It is really important for children to know what will happen during the day, so having routines helps children to feel safe and calm about what they need to do.
8) We should respect the physiological rhythm of meals and rest.
A lack of regular rest and a small or large drop in sugars may cause tension or impatience.
9) We should remember that by nature children have inner and physiological needs related to movement, being outdoors and surrounded by nature.
10) If we say one thing, we should stand firm on that! This will allow us to be clear with our children and with ourselves.
And when an emotional crisis comes?! What should we do?
An important factor in emotional crises is the brain, the great “machine” that governs human thought and actions. It is the brain that holds sway in these cases and precisely for this reason knowing a little more about it can make a difference!
The brain consists of two hemispheres: left and right. The former loves order, logic, rationality and the organisation of thoughts; the latter, on the other hand, which we could call “holistic”, looks at the overall picture, at general impressions, prefers non-verbal communication, makes us feel the most visceral sensations and controls our emotions.
In very young children (up to about 3 years) the right hemisphere dominates the brain and for this reason there is no balance between the two parts. In this age group, children have not yet fully acquired the logical and communicative skills to express emotions and feelings and this is precisely why they have a strong need for adult guidance.
It is said that the general emotional balance is obtained when the right and left hemispheres achieve the so-called “horizontal integration”, that is, when the two hemispheres of the brain work in harmony with each other.
In response to any situation of emotional imbalance we can focus on the importance of that moment as an exercise in integration between the two hemispheres.
When children are overwhelmed by intense emotions, communicating with them with logic and rationality often serves no purpose if we have not firstly responded to their emotional need. What we can do is try to make contact emotionally and communicate with their right hemisphere talking about the emotions that they are experiencing.
No judgements and no solutions, just empathy.
“I understand how you feel…”
“If I were you, I’d feel that way too...”
“It is normal to feel all this anger and it is important to express it...”
“I'm happy that you feel free to vent your anger with me”
At this stage we may have to restrain more physical reactions such as throwing objects; this kind of behaviour is the result of scarce emotional competence.

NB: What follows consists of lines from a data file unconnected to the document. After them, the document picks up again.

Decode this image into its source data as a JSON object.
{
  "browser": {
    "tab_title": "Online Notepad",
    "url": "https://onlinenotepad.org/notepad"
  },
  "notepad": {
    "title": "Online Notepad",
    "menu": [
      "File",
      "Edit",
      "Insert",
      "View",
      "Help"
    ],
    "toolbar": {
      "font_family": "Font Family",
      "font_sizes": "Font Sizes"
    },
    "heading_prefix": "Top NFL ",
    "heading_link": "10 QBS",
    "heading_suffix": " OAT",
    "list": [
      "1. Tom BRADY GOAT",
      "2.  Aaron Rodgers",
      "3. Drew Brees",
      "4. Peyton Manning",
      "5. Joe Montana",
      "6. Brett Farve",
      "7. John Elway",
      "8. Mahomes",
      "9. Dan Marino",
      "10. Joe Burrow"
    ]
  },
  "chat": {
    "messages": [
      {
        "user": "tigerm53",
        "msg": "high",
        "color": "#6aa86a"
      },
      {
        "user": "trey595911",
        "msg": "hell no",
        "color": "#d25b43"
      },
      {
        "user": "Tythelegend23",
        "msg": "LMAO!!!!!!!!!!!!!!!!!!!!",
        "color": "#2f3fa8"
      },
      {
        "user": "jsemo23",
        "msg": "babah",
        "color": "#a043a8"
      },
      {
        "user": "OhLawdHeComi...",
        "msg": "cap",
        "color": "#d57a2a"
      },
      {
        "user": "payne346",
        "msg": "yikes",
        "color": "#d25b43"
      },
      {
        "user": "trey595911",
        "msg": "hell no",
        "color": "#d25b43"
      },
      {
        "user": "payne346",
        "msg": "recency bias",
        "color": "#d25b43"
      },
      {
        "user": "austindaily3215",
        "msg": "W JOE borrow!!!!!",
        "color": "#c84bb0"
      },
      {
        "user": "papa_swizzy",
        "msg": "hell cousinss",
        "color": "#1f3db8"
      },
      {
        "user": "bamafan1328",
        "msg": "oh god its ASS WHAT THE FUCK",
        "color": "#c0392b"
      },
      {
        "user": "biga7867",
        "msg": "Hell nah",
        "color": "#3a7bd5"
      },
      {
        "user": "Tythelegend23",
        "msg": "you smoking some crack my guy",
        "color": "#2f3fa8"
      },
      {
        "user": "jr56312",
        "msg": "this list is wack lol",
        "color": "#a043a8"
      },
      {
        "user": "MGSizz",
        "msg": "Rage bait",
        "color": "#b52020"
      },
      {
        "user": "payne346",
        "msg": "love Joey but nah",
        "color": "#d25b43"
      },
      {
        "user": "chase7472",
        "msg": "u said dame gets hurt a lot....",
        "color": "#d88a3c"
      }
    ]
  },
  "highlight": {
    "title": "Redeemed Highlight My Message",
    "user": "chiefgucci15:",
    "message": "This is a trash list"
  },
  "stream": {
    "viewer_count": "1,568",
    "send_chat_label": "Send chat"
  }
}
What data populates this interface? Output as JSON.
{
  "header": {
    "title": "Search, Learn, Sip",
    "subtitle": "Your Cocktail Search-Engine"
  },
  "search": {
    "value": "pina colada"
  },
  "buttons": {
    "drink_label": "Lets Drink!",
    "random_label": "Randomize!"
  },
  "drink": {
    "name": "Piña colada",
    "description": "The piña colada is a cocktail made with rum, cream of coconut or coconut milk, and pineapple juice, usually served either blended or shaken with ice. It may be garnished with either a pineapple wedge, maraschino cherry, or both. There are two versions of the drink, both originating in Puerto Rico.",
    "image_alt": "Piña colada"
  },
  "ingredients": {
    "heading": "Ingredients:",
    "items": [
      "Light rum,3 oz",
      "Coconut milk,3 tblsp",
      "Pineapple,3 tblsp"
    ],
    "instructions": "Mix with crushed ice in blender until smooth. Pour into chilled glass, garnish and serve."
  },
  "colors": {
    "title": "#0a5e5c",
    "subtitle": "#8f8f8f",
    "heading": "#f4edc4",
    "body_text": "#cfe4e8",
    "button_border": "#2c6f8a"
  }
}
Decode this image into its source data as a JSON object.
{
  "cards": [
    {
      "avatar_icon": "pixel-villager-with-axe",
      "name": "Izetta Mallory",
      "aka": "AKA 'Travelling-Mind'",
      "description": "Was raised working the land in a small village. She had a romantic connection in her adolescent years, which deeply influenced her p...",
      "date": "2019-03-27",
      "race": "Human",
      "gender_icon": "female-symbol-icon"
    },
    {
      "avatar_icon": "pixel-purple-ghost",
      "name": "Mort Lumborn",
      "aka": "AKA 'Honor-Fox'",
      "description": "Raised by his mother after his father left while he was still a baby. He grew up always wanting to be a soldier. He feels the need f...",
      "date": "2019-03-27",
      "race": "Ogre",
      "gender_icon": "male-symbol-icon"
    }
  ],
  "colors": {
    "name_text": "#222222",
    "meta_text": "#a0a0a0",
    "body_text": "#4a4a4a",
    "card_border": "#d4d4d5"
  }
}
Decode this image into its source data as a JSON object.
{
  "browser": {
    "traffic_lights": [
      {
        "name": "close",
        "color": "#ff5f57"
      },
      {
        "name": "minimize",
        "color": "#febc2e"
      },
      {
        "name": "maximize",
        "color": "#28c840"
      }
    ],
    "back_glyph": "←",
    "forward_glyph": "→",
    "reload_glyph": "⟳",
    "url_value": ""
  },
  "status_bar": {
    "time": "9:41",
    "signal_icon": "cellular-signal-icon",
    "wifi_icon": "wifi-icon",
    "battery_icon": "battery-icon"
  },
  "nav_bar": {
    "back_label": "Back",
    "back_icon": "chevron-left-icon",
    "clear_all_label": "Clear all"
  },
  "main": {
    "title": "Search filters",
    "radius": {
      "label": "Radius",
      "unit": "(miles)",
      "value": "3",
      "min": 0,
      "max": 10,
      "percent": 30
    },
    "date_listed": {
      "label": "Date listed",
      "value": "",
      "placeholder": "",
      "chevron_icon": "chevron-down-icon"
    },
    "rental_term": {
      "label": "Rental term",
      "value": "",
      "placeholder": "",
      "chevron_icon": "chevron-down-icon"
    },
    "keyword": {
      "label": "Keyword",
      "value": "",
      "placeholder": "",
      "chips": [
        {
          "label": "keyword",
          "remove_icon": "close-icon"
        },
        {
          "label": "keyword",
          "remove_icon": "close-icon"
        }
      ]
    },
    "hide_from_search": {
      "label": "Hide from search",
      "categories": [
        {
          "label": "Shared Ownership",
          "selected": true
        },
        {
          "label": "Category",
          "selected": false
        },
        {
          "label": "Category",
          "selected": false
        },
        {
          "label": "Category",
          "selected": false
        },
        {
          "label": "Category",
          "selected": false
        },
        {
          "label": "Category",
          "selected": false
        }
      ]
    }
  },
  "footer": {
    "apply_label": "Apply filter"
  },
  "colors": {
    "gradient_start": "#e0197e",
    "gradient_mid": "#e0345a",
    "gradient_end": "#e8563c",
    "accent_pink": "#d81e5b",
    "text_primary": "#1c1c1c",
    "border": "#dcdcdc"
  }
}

We should restrain them not only verbally but also physically: we can put our arms round them to contain any blows and also provide a pillow on which to vent their feelings.
When our right hemisphere is in tune with that of the child, i.e. when the reaction has subsided, we can direct our energies onto a logical and rational explanation of what has happened. We can limit ourselves to describing what we have seen and leave room for the child to give their reasons.
Recounting what happened could also bring out some possible solutions and, if it does not, we can ask some appropriate questions so that the child can (re)balance the situation.
“Do you remember what happened before you got lost your temper? We had agreed you would have one ice cream, two is too much. Ice cream contains a lot of sugars and could ruin your teeth. We went into the ice cream shop and... then it happened that... in your opinion, is there anything you can do to remedy this? Can I suggest something to you?”
It is wonderful to be able to conclude the emotional crisis with a search for a solution: everyone can make mistakes, but mistakes are always positive and allow us to find new alternatives for growing and developing.
Educating in these cases also means first of all enabling an inner change that illuminates the small, big steps with which we can accompany the growth of our children.